** Prompt **
Below is some data; print it all back exactly.

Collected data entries
*** Begin section ***

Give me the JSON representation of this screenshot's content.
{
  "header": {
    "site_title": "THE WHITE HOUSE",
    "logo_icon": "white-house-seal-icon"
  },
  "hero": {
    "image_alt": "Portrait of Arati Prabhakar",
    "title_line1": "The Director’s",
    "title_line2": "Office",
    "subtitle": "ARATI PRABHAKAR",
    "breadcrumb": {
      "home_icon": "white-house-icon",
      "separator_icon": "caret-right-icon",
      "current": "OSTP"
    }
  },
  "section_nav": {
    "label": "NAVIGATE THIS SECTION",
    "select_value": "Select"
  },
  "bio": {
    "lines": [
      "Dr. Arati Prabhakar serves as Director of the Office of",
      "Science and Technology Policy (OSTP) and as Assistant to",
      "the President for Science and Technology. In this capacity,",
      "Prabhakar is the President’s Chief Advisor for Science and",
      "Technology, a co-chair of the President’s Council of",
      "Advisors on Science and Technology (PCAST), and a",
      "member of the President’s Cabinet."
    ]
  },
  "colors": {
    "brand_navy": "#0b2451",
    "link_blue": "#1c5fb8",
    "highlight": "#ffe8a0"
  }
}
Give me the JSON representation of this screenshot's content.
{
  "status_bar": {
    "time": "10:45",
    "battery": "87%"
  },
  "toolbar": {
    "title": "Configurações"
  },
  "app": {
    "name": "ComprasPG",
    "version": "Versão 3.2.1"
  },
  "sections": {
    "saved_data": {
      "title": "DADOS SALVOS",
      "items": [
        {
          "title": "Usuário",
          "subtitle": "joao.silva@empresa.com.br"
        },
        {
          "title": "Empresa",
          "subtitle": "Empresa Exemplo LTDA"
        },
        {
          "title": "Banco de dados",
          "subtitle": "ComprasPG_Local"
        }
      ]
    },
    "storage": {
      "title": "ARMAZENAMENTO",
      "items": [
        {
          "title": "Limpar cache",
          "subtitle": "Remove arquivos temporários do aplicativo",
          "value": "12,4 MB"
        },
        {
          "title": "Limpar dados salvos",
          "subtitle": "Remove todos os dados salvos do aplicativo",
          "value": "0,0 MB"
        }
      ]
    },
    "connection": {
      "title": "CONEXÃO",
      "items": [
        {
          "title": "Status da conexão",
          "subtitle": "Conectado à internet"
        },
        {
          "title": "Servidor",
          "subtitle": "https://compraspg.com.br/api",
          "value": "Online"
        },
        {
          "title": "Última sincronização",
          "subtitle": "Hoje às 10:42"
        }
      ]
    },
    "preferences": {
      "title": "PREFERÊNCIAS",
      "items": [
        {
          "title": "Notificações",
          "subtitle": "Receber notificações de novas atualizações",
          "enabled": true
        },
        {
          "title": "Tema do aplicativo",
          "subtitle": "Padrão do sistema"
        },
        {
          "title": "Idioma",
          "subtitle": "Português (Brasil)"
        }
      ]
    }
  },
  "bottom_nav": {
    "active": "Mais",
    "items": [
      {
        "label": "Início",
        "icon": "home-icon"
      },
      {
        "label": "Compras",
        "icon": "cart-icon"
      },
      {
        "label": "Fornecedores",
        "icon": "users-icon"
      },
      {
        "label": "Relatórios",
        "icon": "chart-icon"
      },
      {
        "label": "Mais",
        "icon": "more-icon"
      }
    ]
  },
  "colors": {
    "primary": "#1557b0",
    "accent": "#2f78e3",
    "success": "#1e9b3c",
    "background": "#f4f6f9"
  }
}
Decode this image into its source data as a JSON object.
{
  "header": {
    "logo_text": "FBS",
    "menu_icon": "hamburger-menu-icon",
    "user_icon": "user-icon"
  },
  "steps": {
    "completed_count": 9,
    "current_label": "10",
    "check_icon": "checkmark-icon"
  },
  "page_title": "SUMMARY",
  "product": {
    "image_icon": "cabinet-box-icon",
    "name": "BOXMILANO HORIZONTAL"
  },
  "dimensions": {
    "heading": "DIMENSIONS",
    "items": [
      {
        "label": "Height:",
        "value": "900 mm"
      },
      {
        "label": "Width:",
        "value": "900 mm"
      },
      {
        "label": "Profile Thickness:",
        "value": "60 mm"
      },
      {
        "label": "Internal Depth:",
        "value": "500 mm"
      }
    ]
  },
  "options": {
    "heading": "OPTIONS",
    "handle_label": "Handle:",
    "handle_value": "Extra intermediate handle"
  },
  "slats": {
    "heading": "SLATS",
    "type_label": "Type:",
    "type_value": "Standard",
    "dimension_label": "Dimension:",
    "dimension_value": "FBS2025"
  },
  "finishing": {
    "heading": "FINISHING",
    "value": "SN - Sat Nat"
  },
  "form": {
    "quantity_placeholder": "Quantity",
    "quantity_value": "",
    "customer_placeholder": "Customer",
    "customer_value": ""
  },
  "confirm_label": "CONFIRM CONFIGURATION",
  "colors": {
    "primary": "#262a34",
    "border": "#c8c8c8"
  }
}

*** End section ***

** Exercise solution **
Give me the JSON representation of this screenshot's content.
{
  "header": {
    "site_title": "THE WHITE HOUSE",
    "logo_icon": "white-house-seal-icon"
  },
  "hero": {
    "image_alt": "Portrait of Arati Prabhakar",
    "title_line1": "The Director’s",
    "title_line2": "Office",
    "subtitle": "ARATI PRABHAKAR",
    "breadcrumb": {
      "home_icon": "white-house-icon",
      "separator_icon": "caret-right-icon",
      "current": "OSTP"
    }
  },
  "section_nav": {
    "label": "NAVIGATE THIS SECTION",
    "select_value": "Select"
  },
  "bio": {
    "lines": [
      "Dr. Arati Prabhakar serves as Director of the Office of",
      "Science and Technology Policy (OSTP) and as Assistant to",
      "the President for Science and Technology. In this capacity,",
      "Prabhakar is the President’s Chief Advisor for Science and",
      "Technology, a co-chair of the President’s Council of",
      "Advisors on Science and Technology (PCAST), and a",
      "member of the President’s Cabinet."
    ]
  },
  "colors": {
    "brand_navy": "#0b2451",
    "link_blue": "#1c5fb8",
    "highlight": "#ffe8a0"
  }
}
Give me the JSON representation of this screenshot's content.
{
  "status_bar": {
    "time": "10:45",
    "battery": "87%"
  },
  "toolbar": {
    "title": "Configurações"
  },
  "app": {
    "name": "ComprasPG",
    "version": "Versão 3.2.1"
  },
  "sections": {
    "saved_data": {
      "title": "DADOS SALVOS",
      "items": [
        {
          "title": "Usuário",
          "subtitle": "joao.silva@empresa.com.br"
        },
        {
          "title": "Empresa",
          "subtitle": "Empresa Exemplo LTDA"
        },
        {
          "title": "Banco de dados",
          "subtitle": "ComprasPG_Local"
        }
      ]
    },
    "storage": {
      "title": "ARMAZENAMENTO",
      "items": [
        {
          "title": "Limpar cache",
          "subtitle": "Remove arquivos temporários do aplicativo",
          "value": "12,4 MB"
        },
        {
          "title": "Limpar dados salvos",
          "subtitle": "Remove todos os dados salvos do aplicativo",
          "value": "0,0 MB"
        }
      ]
    },
    "connection": {
      "title": "CONEXÃO",
      "items": [
        {
          "title": "Status da conexão",
          "subtitle": "Conectado à internet"
        },
        {
          "title": "Servidor",
          "subtitle": "https://compraspg.com.br/api",
          "value": "Online"
        },
        {
          "title": "Última sincronização",
          "subtitle": "Hoje às 10:42"
        }
      ]
    },
    "preferences": {
      "title": "PREFERÊNCIAS",
      "items": [
        {
          "title": "Notificações",
          "subtitle": "Receber notificações de novas atualizações",
          "enabled": true
        },
        {
          "title": "Tema do aplicativo",
          "subtitle": "Padrão do sistema"
        },
        {
          "title": "Idioma",
          "subtitle": "Português (Brasil)"
        }
      ]
    }
  },
  "bottom_nav": {
    "active": "Mais",
    "items": [
      {
        "label": "Início",
        "icon": "home-icon"
      },
      {
        "label": "Compras",
        "icon": "cart-icon"
      },
      {
        "label": "Fornecedores",
        "icon": "users-icon"
      },
      {
        "label": "Relatórios",
        "icon": "chart-icon"
      },
      {
        "label": "Mais",
        "icon": "more-icon"
      }
    ]
  },
  "colors": {
    "primary": "#1557b0",
    "accent": "#2f78e3",
    "success": "#1e9b3c",
    "background": "#f4f6f9"
  }
}
Decode this image into its source data as a JSON object.
{
  "header": {
    "logo_text": "FBS",
    "menu_icon": "hamburger-menu-icon",
    "user_icon": "user-icon"
  },
  "steps": {
    "completed_count": 9,
    "current_label": "10",
    "check_icon": "checkmark-icon"
  },
  "page_title": "SUMMARY",
  "product": {
    "image_icon": "cabinet-box-icon",
    "name": "BOXMILANO HORIZONTAL"
  },
  "dimensions": {
    "heading": "DIMENSIONS",
    "items": [
      {
        "label": "Height:",
        "value": "900 mm"
      },
      {
        "label": "Width:",
        "value": "900 mm"
      },
      {
        "label": "Profile Thickness:",
        "value": "60 mm"
      },
      {
        "label": "Internal Depth:",
        "value": "500 mm"
      }
    ]
  },
  "options": {
    "heading": "OPTIONS",
    "handle_label": "Handle:",
    "handle_value": "Extra intermediate handle"
  },
  "slats": {
    "heading": "SLATS",
    "type_label": "Type:",
    "type_value": "Standard",
    "dimension_label": "Dimension:",
    "dimension_value": "FBS2025"
  },
  "finishing": {
    "heading": "FINISHING",
    "value": "SN - Sat Nat"
  },
  "form": {
    "quantity_placeholder": "Quantity",
    "quantity_value": "",
    "customer_placeholder": "Customer",
    "customer_value": ""
  },
  "confirm_label": "CONFIRM CONFIGURATION",
  "colors": {
    "primary": "#262a34",
    "border": "#c8c8c8"
  }
}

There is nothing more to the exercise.